The city could end up using its eminent domain authority to acquire the land as negotiations with the property owner reached an impasse back and July, and on Tuesday the council voted 4-1, with Councilwoman Veronica Vargas dissenting, to move forward with the eminent domain process.
At issue is a piece of a 60.58-acre parcel on Valpico Road, owned by Ronnoco Properties of Tracy II, L.P., and the city needs about 16 acres for the storm drain project. City appraisers put the value of the 16 acres at $765,000, but Greg O’Connor, one of the partners with Ronnoco Properties, told the council that city representatives have made no effort to reach a compromise since the council last discussed the matter back in July.
City Engineer Robert Armijo reported that the city and its attorney in the matter, Todd Amspoker, reached out to the property owners but received no response until September, when Ronnoco Properties contacted the city to set up a meeting to discuss a settlement. The two sides finally met on Oct. 30, but couldn’t reach an agreement on the terms of a sale.
Greg O’Connor acknowledged that there was a meeting, but the city was unwilling to discuss alternative sites for the storm drain basin.
“We were told by city staff that they were not allowed to negotiate. There was nothing that they could talk about other than the price, and there was an appraisal in front of us,” O’Connor told the council.
O’Connor added that the city has undervalued the land. The 16-acre parcel sits about 500 yards west of Corral Hollow Road and is in an unincorporated area. It is now used as farmland, but once was in an area identified as the South Schulte planning area in a previous city general plan. That area was never annexed and most of it sits outside of the city’s sphere of influence, though it is surrounded by land that is within city limits.
“At some point, when we were in the city at one time, we were removed from your city,” O’Connor said. “Now you’re coming back as a city and saying that you need our property, after we’ve been removed.
“It just seems a little odd to me that you would remove us from your city and from your sphere, leaving us in a position where this land’s highest and best use should be residential within the city of Tracy. We’re surrounded by residential. The residential across the street from us is what’s commanding the need, or at least partially commanding the need for this detention basin.”

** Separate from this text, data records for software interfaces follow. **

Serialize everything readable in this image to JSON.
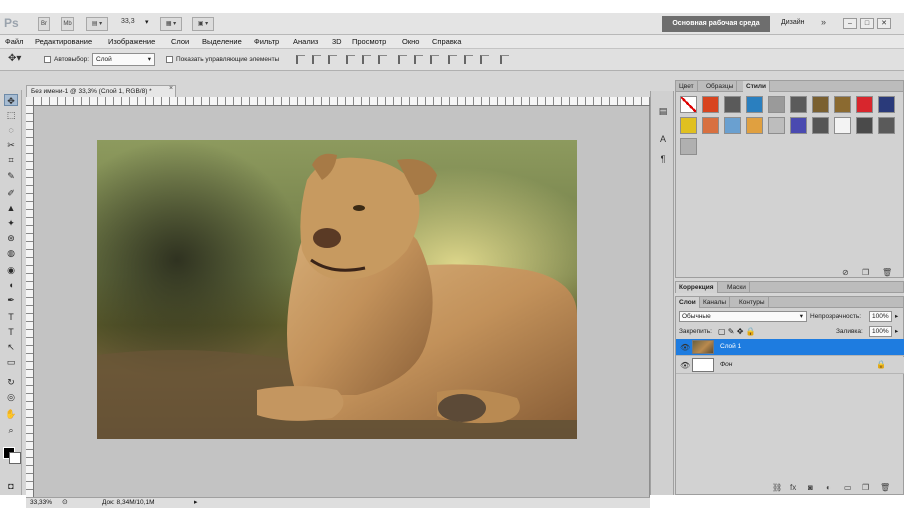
{
  "app": {
    "logo": "Ps",
    "bridge_label": "Br",
    "minibridge_label": "Mb",
    "zoom_value": "33,3",
    "workspace": "Основная рабочая среда",
    "design": "Дизайн",
    "more": "»",
    "window_buttons": [
      "–",
      "□",
      "✕"
    ]
  },
  "menu": [
    "Файл",
    "Редактирование",
    "Изображение",
    "Слои",
    "Выделение",
    "Фильтр",
    "Анализ",
    "3D",
    "Просмотр",
    "Окно",
    "Справка"
  ],
  "options": {
    "autoselect_label": "Автовыбор:",
    "autoselect_value": "Слой",
    "show_controls_label": "Показать управляющие элементы"
  },
  "tools": [
    "✥",
    "⬚",
    "◌",
    "✂",
    "⌗",
    "✎",
    "✐",
    "▲",
    "✦",
    "⊛",
    "◍",
    "◉",
    "◖",
    "✒",
    "T",
    "↖",
    "▭",
    "✋",
    "🔍"
  ],
  "document": {
    "tab_title": "Без имени-1 @ 33,3% (Слой 1, RGB/8) *",
    "close": "×",
    "status_zoom": "33,33%",
    "status_doc": "Док: 8,34M/10,1M"
  },
  "panels": {
    "top_tabs": [
      "Цвет",
      "Образцы",
      "Стили"
    ],
    "mid_tabs": [
      "Коррекция",
      "Маски"
    ],
    "layer_tabs": [
      "Слои",
      "Каналы",
      "Контуры"
    ],
    "blend_mode": "Обычные",
    "opacity_label": "Непрозрачность:",
    "opacity_value": "100%",
    "lock_label": "Закрепить:",
    "fill_label": "Заливка:",
    "fill_value": "100%",
    "layers": [
      {
        "name": "Слой 1",
        "selected": true
      },
      {
        "name": "Фон",
        "selected": false
      }
    ],
    "style_colors": [
      "#ffffff",
      "#d8441f",
      "#5a5a5a",
      "#2a7fbf",
      "#9a9a9a",
      "#5b5b5b",
      "#7a6030",
      "#8b6a30",
      "#d8262d",
      "#2a3a7a",
      "#e0c020",
      "#d87040",
      "#6aa0d0",
      "#e0a040",
      "#bdbdbd",
      "#4a4ab0",
      "#555555",
      "#f3f3f3",
      "#4a4a4a",
      "#5a5a5a",
      "#b0b0b0"
    ],
    "accent": "#1e7ce0"
  }
}
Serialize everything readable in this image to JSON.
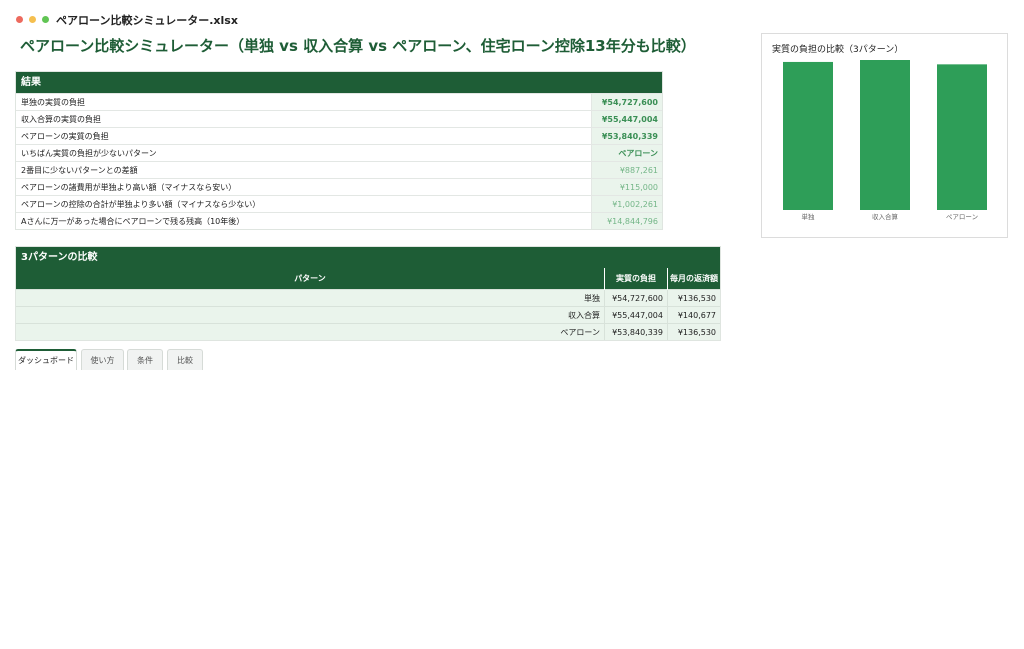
{
  "window": {
    "filename": "ペアローン比較シミュレーター.xlsx"
  },
  "page": {
    "title": "ペアローン比較シミュレーター（単独 vs 収入合算 vs ペアローン、住宅ローン控除13年分も比較）"
  },
  "results": {
    "header": "結果",
    "rows": [
      {
        "label": "単独の実質の負担",
        "value": "¥54,727,600"
      },
      {
        "label": "収入合算の実質の負担",
        "value": "¥55,447,004"
      },
      {
        "label": "ペアローンの実質の負担",
        "value": "¥53,840,339"
      },
      {
        "label": "いちばん実質の負担が少ないパターン",
        "value": "ペアローン"
      },
      {
        "label": "2番目に少ないパターンとの差額",
        "value": "¥887,261"
      },
      {
        "label": "ペアローンの諸費用が単独より高い額（マイナスなら安い）",
        "value": "¥115,000"
      },
      {
        "label": "ペアローンの控除の合計が単独より多い額（マイナスなら少ない）",
        "value": "¥1,002,261"
      },
      {
        "label": "Aさんに万一があった場合にペアローンで残る残高（10年後）",
        "value": "¥14,844,796"
      }
    ]
  },
  "compare": {
    "header": "3パターンの比較",
    "columns": [
      "パターン",
      "実質の負担",
      "毎月の返済額"
    ],
    "rows": [
      [
        "単独",
        "¥54,727,600",
        "¥136,530"
      ],
      [
        "収入合算",
        "¥55,447,004",
        "¥140,677"
      ],
      [
        "ペアローン",
        "¥53,840,339",
        "¥136,530"
      ]
    ]
  },
  "tabs": [
    "ダッシュボード",
    "使い方",
    "条件",
    "比較"
  ],
  "active_tab": "ダッシュボード",
  "colors": {
    "header_green": "#1e5d36",
    "bar_green": "#2e9e58",
    "value_bg": "#eaf4ec"
  },
  "chart": {
    "title": "実質の負担の比較（3パターン）",
    "chart_data": {
      "type": "bar",
      "categories": [
        "単独",
        "収入合算",
        "ペアローン"
      ],
      "values": [
        54727600,
        55447004,
        53840339
      ],
      "title": "実質の負担の比較（3パターン）",
      "xlabel": "",
      "ylabel": "",
      "ylim": [
        0,
        55447004
      ],
      "grid": false
    }
  }
}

He noted that the land is just north of the Ellis development, and suggested that the developer of that project should provide land for a storm drain basin, considering that the basin project is required to serve the Ellis and Tracy Hills developments.
The council’s discussion mostly involved Vargas questioning Armijo on why this particular parcel was required as part of the storm drain project. Armijo reported that the 16 acres has long been considered the ideal site to develop as a basin as it would have little effect on surrounding land. He added that it would also be most effective, compared with other sites the city has considered, as a component in the overall storm drain system, which relies on gravity flow to move water through the city and north toward the delta.

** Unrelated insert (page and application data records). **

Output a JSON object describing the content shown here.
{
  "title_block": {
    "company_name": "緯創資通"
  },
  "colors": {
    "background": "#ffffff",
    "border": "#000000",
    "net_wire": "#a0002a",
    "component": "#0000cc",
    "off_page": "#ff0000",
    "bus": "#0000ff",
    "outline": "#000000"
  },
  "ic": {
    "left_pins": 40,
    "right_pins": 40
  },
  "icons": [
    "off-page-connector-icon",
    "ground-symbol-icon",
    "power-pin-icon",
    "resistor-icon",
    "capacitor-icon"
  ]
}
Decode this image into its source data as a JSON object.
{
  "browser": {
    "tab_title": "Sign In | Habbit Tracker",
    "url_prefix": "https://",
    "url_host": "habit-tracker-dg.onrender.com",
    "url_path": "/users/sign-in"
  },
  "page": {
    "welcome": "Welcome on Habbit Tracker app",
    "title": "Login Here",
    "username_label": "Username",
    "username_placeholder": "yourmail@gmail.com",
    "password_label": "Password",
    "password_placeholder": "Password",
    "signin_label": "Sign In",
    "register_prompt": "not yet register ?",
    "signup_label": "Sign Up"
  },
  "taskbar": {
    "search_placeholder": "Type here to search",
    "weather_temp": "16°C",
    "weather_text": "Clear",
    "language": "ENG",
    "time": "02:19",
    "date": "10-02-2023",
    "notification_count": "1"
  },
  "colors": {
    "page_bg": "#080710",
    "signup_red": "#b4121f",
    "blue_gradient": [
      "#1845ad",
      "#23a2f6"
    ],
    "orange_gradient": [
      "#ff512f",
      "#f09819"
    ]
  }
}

Vargas remained skeptical that all other options had been considered, and noted that with the Valley Link commuter rail line slated to run just north of the property that this is an area of interest for future development.

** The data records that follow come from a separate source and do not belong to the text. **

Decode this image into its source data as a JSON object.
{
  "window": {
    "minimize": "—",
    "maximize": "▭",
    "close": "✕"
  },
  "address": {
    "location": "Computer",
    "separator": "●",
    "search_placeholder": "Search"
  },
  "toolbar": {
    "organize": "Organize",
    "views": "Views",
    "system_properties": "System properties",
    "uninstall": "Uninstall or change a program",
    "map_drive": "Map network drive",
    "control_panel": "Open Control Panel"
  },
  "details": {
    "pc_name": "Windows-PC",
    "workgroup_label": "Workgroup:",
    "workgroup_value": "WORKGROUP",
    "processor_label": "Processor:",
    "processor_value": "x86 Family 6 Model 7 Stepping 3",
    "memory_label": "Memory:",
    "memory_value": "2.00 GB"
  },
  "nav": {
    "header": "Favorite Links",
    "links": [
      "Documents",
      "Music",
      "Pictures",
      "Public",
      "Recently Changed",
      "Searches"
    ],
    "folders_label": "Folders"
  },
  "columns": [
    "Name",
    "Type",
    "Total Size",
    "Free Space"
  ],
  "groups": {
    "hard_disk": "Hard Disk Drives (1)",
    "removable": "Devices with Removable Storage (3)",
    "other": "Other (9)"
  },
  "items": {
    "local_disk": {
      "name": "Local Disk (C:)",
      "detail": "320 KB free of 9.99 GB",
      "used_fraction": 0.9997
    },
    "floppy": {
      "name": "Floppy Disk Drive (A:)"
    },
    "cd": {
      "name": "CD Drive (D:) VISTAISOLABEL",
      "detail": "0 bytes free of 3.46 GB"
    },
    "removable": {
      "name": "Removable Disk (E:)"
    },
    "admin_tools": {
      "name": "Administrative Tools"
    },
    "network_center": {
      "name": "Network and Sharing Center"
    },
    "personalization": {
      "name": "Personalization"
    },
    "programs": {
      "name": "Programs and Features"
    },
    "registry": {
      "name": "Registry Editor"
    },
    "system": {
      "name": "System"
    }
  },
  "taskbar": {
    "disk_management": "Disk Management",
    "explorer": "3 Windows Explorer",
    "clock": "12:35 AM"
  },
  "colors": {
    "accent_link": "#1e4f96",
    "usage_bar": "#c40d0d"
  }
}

“I just want to make sure that before we do eminent domain on anybody’s private property that all other alternatives have been studied, all other alternatives have been considered and the taking is as minimal as possible,” she said.
• Contact Bob Brownne at email@example.com, or call 209-830-4227.